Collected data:
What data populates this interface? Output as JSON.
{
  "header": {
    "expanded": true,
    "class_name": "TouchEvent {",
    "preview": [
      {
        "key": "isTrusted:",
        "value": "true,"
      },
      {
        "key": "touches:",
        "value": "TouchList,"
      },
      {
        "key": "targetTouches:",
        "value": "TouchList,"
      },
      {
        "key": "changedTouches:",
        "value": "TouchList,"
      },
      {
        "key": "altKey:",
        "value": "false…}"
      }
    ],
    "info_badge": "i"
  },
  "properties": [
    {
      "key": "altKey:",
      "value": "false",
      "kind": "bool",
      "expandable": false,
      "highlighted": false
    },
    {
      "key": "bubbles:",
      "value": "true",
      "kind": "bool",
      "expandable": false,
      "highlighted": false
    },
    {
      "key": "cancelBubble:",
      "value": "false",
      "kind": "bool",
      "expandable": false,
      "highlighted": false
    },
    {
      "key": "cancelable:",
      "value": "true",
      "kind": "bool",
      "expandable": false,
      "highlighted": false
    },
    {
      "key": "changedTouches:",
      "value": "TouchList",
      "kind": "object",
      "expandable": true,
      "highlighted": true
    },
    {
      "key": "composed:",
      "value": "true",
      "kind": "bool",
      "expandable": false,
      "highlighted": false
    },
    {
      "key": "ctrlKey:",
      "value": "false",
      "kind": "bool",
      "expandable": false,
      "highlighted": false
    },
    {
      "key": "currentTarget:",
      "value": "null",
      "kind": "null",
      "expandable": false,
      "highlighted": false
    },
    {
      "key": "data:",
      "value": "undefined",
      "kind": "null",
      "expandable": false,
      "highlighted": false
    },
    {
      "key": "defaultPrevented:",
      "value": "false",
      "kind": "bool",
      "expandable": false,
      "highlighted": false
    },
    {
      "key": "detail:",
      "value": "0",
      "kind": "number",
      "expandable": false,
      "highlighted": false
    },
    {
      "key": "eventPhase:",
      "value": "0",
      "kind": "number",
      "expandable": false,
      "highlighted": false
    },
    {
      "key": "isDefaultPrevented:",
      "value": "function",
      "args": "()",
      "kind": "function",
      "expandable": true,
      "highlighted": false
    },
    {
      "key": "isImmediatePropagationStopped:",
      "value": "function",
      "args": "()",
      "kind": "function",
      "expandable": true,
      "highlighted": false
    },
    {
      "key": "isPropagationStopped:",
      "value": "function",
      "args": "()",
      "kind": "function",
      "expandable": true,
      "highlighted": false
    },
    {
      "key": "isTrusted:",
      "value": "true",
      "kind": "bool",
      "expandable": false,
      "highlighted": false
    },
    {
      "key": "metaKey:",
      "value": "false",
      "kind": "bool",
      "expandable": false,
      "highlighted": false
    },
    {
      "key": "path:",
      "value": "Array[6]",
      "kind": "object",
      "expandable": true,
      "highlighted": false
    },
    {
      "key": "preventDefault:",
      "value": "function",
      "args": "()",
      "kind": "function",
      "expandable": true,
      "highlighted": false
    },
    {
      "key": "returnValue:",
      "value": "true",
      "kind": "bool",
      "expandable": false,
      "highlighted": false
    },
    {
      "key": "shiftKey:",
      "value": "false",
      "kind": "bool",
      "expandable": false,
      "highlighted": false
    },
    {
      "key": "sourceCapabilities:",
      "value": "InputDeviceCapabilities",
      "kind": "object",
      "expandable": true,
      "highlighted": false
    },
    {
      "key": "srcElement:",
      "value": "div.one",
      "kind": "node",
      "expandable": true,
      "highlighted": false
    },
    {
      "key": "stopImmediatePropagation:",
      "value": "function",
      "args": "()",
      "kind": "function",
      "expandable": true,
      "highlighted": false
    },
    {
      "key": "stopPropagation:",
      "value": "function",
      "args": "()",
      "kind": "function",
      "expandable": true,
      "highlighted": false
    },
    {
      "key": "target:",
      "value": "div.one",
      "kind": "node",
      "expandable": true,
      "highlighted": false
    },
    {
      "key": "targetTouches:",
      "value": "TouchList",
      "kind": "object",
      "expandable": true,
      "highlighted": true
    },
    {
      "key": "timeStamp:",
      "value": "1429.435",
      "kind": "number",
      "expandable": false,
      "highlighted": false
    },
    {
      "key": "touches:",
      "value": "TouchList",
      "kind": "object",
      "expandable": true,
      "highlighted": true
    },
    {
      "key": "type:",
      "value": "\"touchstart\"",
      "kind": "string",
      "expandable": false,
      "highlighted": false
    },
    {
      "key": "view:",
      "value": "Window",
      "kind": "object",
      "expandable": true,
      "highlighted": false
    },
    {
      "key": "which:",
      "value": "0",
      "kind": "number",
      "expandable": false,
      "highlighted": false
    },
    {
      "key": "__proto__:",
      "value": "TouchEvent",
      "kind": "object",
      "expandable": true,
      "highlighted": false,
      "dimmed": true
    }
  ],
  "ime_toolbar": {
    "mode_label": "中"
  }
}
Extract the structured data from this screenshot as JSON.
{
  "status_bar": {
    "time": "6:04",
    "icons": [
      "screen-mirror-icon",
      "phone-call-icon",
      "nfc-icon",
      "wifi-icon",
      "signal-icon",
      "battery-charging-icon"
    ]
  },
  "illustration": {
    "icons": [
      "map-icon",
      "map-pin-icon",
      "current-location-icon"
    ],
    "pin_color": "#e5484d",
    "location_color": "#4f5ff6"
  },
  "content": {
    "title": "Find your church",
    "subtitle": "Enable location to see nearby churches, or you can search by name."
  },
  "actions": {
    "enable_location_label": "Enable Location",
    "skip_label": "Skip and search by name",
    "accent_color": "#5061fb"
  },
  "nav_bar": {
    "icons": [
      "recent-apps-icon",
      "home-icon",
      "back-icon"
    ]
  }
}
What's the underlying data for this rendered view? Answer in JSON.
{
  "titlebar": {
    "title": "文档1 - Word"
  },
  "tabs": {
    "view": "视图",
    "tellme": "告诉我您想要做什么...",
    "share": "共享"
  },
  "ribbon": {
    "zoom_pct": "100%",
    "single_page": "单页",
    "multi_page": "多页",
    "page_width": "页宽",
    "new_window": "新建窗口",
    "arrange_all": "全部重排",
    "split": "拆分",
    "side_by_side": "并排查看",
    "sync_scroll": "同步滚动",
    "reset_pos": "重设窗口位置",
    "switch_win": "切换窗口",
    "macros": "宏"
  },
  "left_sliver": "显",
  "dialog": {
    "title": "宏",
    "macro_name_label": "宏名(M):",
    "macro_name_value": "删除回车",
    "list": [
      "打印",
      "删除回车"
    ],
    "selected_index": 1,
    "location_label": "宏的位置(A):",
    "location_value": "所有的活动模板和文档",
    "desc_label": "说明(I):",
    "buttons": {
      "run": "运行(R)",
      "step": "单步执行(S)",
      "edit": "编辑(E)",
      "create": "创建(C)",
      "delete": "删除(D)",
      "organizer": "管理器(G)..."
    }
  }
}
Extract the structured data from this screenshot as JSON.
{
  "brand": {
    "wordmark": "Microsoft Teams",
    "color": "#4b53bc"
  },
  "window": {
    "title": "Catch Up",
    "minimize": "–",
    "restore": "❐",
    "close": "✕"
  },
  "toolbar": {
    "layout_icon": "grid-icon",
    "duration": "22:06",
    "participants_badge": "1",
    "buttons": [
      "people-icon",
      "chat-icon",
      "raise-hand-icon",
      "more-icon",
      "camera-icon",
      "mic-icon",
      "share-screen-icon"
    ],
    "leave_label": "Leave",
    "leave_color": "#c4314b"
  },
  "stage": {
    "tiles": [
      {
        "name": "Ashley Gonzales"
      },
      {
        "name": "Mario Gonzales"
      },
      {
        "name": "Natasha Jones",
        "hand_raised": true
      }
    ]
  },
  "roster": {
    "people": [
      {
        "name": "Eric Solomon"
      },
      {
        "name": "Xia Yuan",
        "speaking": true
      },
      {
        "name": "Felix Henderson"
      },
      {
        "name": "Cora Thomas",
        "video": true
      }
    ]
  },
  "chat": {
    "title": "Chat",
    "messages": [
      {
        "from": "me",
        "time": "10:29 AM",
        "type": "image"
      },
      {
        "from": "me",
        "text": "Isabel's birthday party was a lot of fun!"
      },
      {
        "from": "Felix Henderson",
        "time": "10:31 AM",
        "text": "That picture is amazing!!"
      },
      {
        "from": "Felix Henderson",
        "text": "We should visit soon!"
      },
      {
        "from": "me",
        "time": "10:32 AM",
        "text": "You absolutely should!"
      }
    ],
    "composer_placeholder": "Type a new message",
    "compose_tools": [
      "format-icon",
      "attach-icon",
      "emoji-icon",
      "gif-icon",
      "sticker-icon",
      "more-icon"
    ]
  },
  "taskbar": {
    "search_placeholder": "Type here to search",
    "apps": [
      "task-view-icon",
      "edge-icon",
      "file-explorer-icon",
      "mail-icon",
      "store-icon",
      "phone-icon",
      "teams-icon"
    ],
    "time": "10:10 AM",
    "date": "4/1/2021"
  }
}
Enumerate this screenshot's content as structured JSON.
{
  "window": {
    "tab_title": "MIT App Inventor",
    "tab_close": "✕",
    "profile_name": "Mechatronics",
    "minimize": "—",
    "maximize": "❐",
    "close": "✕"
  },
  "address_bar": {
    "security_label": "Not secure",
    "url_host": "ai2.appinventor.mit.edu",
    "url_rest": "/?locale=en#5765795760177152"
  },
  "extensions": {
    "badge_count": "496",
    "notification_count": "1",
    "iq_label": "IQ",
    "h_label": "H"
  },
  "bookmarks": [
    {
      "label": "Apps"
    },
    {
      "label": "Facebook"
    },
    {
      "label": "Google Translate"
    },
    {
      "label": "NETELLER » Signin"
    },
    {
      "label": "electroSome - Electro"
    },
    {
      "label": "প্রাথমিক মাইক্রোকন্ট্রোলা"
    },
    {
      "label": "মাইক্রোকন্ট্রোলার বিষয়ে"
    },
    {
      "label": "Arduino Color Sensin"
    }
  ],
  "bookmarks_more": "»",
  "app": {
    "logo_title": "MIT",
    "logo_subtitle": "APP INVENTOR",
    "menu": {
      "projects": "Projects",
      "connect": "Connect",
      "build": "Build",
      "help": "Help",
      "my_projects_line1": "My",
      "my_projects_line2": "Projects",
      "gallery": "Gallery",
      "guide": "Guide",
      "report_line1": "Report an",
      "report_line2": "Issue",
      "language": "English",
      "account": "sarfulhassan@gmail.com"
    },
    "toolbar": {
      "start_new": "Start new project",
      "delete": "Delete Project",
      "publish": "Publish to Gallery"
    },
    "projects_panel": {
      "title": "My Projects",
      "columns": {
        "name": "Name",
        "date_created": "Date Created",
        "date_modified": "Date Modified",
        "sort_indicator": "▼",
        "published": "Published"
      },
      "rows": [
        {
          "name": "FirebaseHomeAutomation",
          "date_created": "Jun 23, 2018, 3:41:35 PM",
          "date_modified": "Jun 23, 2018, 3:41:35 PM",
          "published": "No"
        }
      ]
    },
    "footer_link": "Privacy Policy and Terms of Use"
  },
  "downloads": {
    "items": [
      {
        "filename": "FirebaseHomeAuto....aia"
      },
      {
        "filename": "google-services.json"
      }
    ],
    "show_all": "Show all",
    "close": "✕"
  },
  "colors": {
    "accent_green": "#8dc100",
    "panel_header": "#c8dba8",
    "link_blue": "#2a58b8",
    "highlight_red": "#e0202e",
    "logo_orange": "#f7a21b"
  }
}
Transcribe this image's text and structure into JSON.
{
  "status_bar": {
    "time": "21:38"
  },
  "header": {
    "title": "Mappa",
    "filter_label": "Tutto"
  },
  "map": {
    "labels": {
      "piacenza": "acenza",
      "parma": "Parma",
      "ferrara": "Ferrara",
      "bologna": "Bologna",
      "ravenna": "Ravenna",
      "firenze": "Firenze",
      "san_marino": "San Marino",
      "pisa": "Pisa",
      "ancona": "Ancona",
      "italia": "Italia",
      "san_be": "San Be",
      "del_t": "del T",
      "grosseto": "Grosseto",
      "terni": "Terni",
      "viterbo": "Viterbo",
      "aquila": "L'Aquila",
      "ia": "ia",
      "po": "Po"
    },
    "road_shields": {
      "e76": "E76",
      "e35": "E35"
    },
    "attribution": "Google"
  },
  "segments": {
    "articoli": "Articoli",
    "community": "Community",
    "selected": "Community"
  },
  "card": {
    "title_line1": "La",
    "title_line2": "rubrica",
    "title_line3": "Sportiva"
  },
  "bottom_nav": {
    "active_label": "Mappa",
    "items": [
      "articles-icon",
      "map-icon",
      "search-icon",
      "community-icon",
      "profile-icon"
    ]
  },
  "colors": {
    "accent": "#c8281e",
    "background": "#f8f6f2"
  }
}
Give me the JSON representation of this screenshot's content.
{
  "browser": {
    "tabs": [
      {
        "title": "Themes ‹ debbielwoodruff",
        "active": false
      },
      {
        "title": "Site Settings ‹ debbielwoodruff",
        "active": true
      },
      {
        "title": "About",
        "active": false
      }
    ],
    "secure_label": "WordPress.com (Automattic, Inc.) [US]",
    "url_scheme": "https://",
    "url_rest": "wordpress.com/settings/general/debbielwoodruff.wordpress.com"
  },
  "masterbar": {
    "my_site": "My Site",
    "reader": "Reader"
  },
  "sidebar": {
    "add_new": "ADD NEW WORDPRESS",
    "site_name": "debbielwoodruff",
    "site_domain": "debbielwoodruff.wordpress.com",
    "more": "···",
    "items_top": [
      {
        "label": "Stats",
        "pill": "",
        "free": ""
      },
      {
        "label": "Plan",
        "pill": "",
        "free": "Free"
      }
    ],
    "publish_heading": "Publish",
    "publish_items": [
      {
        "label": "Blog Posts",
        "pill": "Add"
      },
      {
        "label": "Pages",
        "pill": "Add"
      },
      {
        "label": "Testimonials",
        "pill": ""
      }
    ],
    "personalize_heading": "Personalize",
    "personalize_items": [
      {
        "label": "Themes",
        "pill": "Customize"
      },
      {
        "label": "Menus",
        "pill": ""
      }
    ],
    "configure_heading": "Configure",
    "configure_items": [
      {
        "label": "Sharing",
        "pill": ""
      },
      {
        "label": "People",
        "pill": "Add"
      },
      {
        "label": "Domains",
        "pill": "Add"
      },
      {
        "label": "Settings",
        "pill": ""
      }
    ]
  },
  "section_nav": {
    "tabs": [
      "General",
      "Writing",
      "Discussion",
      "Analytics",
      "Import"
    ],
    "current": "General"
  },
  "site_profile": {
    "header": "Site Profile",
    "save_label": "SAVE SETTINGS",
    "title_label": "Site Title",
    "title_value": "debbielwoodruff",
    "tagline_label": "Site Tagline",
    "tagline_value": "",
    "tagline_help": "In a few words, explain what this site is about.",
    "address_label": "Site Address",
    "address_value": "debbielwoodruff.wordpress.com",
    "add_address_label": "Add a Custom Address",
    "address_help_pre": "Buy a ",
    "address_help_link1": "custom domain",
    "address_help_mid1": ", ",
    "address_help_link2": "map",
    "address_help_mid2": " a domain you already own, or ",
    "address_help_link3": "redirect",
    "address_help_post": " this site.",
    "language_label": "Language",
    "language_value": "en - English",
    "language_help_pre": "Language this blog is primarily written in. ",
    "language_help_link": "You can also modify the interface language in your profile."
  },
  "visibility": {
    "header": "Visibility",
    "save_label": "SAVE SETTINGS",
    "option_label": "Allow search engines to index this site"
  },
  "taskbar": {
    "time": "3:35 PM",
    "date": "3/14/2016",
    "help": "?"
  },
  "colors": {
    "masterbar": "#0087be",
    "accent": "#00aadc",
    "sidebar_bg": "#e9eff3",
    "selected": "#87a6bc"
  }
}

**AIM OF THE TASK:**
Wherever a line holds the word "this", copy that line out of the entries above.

**SOLUTION TO THE PROBLEM:**
What data populates this interface? Output as JSON.
Extract the structured data from this screenshot as JSON.
What's the underlying data for this rendered view? Answer in JSON.
Extract the structured data from this screenshot as JSON.
Enumerate this screenshot's content as structured JSON.
Transcribe this image's text and structure into JSON.
Give me the JSON representation of this screenshot's content.
    "tagline_help": "In a few words, explain what this site is about.",
    "address_help_post": " this site.",
    "language_help_pre": "Language this blog is primarily written in. ",
    "option_label": "Allow search engines to index this site"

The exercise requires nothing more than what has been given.